| DATA EXTRACTS |

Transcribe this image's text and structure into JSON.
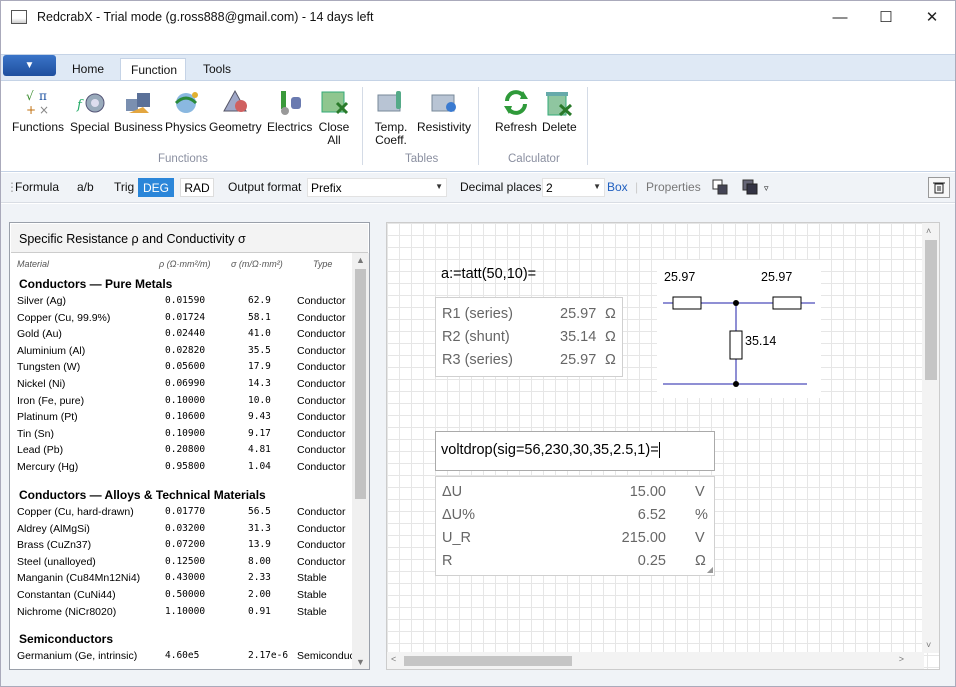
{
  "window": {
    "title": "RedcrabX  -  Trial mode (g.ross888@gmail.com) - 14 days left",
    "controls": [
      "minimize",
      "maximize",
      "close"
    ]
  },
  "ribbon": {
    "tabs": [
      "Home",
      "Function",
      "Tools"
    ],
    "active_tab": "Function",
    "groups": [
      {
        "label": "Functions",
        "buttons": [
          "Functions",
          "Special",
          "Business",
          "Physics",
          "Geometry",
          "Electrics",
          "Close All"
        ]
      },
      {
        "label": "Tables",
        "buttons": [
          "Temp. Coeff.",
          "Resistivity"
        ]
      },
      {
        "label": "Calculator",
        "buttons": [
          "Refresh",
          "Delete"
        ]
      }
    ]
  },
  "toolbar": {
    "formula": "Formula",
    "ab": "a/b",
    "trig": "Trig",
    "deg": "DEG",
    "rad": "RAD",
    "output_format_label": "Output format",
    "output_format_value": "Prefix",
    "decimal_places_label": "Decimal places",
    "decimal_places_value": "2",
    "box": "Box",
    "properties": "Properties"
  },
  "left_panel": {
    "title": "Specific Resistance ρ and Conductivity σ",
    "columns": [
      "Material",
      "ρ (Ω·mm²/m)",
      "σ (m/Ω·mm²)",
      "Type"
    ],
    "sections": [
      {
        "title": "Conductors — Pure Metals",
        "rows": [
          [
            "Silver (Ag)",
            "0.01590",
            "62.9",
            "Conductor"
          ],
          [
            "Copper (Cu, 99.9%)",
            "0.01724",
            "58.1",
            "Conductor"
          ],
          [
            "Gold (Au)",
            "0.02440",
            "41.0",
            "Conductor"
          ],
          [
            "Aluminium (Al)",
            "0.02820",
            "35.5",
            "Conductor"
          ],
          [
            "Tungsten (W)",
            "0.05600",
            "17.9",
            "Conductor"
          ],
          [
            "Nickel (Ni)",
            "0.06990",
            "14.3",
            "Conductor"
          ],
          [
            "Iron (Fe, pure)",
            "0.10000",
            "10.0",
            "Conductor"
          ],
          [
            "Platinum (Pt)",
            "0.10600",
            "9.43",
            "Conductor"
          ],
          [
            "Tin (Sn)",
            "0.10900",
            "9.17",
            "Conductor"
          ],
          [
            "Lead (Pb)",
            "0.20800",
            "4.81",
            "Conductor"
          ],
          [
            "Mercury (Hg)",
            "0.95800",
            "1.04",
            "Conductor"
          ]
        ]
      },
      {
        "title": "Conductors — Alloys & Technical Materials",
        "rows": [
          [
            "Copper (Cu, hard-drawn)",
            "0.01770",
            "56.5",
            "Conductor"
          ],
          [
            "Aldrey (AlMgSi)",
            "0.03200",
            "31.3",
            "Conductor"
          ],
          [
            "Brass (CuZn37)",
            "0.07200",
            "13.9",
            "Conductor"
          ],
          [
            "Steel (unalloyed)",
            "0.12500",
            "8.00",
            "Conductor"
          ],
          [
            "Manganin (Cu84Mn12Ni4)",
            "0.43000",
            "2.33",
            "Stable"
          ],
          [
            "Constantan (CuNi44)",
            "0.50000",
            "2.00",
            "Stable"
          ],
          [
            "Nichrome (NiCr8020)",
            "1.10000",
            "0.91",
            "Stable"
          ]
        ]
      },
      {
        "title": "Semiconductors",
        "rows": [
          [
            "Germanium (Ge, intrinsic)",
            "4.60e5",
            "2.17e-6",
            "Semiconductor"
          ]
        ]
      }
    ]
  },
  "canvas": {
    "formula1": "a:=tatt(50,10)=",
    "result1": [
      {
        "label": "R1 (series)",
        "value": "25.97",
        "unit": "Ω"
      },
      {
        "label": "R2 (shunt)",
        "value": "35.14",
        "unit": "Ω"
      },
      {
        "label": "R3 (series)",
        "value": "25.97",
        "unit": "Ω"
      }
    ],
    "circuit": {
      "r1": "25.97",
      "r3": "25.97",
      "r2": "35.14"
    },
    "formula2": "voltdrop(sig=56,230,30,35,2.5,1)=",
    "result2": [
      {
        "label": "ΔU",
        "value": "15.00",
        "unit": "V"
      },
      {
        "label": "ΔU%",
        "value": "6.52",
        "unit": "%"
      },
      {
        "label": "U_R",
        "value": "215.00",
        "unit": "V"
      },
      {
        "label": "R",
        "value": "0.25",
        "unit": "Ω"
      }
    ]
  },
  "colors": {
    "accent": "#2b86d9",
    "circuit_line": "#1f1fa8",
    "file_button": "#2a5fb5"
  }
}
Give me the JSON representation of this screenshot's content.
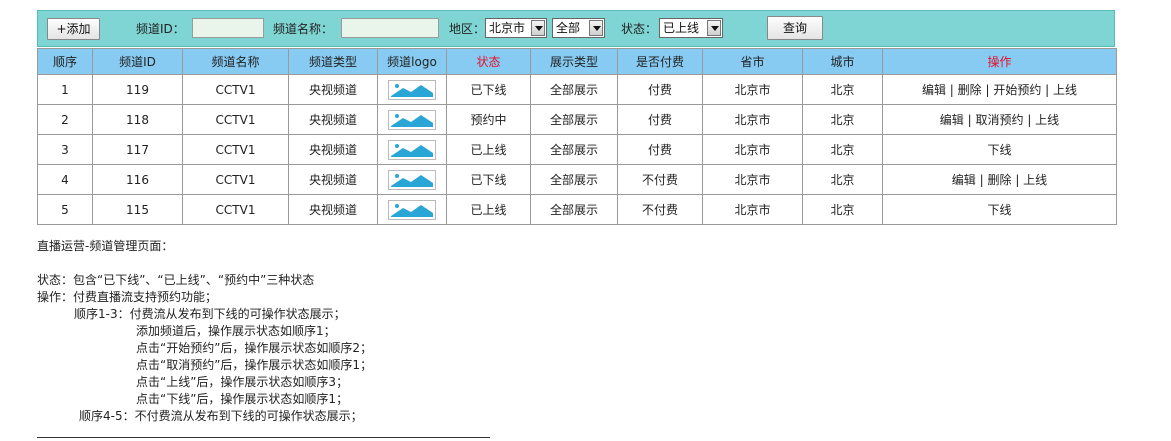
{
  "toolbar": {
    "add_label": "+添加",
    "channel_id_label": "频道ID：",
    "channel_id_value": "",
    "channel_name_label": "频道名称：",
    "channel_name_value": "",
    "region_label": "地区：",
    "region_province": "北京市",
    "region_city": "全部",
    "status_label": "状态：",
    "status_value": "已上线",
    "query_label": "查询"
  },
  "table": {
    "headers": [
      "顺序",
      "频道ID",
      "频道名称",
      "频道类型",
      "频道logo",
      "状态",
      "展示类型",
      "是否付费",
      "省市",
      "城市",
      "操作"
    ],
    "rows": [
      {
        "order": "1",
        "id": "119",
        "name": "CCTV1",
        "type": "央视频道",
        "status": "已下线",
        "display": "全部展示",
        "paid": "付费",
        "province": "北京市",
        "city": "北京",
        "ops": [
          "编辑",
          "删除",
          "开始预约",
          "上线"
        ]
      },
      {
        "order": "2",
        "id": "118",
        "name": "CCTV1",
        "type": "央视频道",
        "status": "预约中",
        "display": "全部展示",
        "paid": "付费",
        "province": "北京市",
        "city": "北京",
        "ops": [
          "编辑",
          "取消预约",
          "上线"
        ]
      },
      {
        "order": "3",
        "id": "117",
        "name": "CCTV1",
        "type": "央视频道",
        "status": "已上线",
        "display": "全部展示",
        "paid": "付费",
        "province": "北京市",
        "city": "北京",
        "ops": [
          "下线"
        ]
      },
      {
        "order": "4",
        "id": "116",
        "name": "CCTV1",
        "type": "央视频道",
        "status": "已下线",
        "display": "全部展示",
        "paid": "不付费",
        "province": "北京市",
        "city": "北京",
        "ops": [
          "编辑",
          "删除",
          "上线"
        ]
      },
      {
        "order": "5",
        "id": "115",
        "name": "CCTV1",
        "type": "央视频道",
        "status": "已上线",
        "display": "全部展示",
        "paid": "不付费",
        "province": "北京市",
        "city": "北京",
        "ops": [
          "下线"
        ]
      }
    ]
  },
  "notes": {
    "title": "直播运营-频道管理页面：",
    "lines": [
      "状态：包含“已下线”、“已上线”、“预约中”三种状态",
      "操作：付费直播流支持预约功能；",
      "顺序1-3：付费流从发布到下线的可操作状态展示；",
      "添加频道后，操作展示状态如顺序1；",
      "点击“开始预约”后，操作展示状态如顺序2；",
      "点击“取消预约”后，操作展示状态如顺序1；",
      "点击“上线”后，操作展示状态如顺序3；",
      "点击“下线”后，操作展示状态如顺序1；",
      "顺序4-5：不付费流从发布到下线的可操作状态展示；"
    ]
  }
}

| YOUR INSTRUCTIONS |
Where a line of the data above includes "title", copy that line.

| ANSWER TO THIS TASK |
    "title": "RedcrabX  -  Trial mode (g.ross888@gmail.com) - 14 days left",
    "title": "Specific Resistance ρ and Conductivity σ",
        "title": "Conductors — Pure Metals",
        "title": "Conductors — Alloys & Technical Materials",
        "title": "Semiconductors",
    "title": "直播运营-频道管理页面：",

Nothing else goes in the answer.